[Note: A very in depth article with a few pictures. Snippets below.]
CRAIG HILL; The News Tribune
There’s treasure out there, and it’s closer than you think.
At least that’s what I tell my kids as I study some computer printouts and a GPS handset with my brother-in-law, Ralph Godinez, in the front seat of my SUV.
Ralph is introducing us to his new favorite game – geocaching – and it is kind of like a treasure hunt.
drive while Ralph, known as El Pepino in geocaching circles, punches in the coordinates. He tells me where to go while the kids play with their newly claimed rubber salamander in the back seat.
After a few wrong turns, we are finally getting close as we cruise through a familiar neighborhood. Then Ralph says it’s time to park and head out on foot.
Most geocachers keep profiles using their code names on the Web site. The profile keeps a running total of caches they’ve found and stashed.
For example, Puyallup School District special assignment Principal Glen Malone, known as GEM’s, has found 1,005 caches and hidden 39.
“It can be pretty addicting for certain personality types,” said Malone. “I’ve never called in sick, but I know people who have.”

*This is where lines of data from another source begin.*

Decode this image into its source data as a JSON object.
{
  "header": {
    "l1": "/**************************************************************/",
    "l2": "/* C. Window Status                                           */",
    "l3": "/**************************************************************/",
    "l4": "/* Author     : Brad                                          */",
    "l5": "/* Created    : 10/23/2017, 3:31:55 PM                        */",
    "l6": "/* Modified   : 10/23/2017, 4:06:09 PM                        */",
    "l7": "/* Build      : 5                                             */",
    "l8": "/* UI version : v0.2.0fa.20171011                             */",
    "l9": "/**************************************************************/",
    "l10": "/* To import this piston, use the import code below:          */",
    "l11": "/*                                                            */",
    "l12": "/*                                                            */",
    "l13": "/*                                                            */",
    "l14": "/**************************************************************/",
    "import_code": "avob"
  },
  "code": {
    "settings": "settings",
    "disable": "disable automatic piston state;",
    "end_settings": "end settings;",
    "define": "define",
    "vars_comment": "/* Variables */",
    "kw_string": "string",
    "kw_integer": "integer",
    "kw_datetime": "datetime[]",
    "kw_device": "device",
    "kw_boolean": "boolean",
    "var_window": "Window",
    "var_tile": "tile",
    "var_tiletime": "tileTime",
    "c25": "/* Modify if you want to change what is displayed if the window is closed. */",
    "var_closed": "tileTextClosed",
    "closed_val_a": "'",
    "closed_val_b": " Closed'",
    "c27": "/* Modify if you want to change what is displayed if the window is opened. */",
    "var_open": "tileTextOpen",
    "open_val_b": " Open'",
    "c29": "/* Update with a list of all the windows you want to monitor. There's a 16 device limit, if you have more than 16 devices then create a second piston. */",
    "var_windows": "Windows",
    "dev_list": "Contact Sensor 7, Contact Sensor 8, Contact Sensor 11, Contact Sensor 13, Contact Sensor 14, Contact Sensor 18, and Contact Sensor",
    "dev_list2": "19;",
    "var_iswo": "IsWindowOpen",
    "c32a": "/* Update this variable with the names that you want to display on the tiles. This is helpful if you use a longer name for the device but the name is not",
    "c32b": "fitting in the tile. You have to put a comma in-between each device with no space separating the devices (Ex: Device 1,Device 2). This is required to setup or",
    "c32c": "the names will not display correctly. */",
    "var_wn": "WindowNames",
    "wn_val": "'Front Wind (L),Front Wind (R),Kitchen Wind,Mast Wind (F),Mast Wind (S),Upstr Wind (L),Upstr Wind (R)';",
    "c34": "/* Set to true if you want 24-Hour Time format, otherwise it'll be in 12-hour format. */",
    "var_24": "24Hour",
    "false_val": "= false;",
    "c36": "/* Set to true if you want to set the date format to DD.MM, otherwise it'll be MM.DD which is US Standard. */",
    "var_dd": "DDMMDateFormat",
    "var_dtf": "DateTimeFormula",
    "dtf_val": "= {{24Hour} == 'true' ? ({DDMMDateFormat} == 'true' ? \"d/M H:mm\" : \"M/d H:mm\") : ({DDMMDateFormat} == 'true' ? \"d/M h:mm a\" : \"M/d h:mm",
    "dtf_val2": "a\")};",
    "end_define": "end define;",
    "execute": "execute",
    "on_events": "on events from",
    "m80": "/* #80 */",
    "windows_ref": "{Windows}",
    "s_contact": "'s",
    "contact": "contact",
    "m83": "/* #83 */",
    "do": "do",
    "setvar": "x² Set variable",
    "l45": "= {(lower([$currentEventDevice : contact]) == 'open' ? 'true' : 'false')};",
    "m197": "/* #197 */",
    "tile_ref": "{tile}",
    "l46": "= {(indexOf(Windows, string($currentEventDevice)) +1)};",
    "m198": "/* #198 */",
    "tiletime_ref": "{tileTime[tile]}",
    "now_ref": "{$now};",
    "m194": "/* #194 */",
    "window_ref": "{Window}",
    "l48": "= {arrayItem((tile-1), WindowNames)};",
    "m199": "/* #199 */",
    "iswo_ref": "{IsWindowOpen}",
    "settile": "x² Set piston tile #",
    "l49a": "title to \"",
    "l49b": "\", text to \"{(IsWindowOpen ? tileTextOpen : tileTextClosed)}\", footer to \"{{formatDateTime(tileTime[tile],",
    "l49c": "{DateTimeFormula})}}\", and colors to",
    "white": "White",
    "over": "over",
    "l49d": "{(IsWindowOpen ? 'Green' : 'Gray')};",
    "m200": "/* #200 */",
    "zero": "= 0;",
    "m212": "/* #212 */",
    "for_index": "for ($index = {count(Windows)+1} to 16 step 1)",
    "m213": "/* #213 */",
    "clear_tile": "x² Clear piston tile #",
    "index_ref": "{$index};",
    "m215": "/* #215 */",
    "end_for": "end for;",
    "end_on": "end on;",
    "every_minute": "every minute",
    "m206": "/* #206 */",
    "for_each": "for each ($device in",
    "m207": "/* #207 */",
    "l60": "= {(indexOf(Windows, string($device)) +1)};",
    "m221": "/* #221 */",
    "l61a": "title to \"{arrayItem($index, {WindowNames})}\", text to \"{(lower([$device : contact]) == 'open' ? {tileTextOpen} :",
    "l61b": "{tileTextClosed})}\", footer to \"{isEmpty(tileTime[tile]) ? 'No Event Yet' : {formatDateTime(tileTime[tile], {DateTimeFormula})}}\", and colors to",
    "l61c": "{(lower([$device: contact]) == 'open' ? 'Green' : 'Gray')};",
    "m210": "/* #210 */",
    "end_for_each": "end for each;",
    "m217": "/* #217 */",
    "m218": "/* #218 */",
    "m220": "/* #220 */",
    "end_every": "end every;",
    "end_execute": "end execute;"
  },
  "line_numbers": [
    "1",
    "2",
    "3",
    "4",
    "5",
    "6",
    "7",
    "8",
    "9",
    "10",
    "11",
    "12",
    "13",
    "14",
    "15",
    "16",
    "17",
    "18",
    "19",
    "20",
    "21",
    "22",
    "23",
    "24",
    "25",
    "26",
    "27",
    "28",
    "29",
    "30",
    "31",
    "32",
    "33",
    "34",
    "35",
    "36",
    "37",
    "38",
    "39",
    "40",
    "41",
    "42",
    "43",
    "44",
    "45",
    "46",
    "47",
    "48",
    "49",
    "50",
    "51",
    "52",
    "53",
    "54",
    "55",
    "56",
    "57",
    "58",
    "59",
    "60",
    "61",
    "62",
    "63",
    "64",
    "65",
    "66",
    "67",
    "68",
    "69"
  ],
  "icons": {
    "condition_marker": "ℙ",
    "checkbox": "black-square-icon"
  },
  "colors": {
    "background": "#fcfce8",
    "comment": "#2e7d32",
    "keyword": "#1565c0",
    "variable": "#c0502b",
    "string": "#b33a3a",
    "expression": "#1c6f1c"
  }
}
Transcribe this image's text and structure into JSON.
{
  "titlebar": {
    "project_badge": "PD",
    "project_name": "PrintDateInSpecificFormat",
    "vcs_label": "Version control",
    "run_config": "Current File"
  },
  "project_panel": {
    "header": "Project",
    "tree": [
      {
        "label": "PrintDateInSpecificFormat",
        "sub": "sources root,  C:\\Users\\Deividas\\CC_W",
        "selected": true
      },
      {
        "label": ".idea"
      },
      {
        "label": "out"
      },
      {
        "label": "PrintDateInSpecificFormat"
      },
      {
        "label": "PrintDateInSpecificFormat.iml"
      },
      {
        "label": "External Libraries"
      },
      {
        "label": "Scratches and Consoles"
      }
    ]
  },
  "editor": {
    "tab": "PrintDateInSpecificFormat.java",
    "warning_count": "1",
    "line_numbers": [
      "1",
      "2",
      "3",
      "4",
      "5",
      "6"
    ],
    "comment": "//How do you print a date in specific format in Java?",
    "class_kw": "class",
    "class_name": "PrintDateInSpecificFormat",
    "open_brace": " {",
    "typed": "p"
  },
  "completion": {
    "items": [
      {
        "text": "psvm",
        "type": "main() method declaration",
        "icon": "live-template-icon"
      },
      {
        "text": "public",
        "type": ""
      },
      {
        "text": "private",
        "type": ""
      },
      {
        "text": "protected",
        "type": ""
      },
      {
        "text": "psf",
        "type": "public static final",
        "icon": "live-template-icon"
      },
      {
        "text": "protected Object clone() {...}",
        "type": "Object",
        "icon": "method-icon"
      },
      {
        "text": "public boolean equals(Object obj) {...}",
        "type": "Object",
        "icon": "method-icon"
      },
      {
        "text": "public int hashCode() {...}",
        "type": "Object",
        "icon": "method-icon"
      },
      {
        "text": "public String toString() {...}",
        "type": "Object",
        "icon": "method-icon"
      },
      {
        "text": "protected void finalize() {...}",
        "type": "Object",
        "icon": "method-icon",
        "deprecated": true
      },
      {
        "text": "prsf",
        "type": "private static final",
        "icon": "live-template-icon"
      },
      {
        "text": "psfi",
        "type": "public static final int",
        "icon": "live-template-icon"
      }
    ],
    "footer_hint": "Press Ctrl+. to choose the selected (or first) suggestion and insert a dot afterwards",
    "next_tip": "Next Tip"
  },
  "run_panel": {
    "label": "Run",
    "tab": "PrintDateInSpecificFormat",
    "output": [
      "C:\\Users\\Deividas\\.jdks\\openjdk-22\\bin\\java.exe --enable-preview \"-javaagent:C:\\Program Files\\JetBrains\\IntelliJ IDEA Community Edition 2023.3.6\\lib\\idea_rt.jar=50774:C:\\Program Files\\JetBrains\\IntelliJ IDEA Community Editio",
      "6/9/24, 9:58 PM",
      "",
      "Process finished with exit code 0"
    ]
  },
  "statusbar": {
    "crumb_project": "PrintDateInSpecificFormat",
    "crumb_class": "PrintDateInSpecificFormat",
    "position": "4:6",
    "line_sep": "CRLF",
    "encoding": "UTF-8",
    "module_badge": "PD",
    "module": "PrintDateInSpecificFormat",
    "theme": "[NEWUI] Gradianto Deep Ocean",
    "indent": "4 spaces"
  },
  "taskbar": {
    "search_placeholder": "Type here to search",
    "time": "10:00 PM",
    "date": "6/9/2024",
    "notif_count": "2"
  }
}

Malone has, however, run through the Snoqualmie Tunnel at 2 a.m. to get a rare geocoin stashed in a cache. He got the coin (worthless outside of geocaching circles) and got home at 4 a.m., in time to shower and head to work.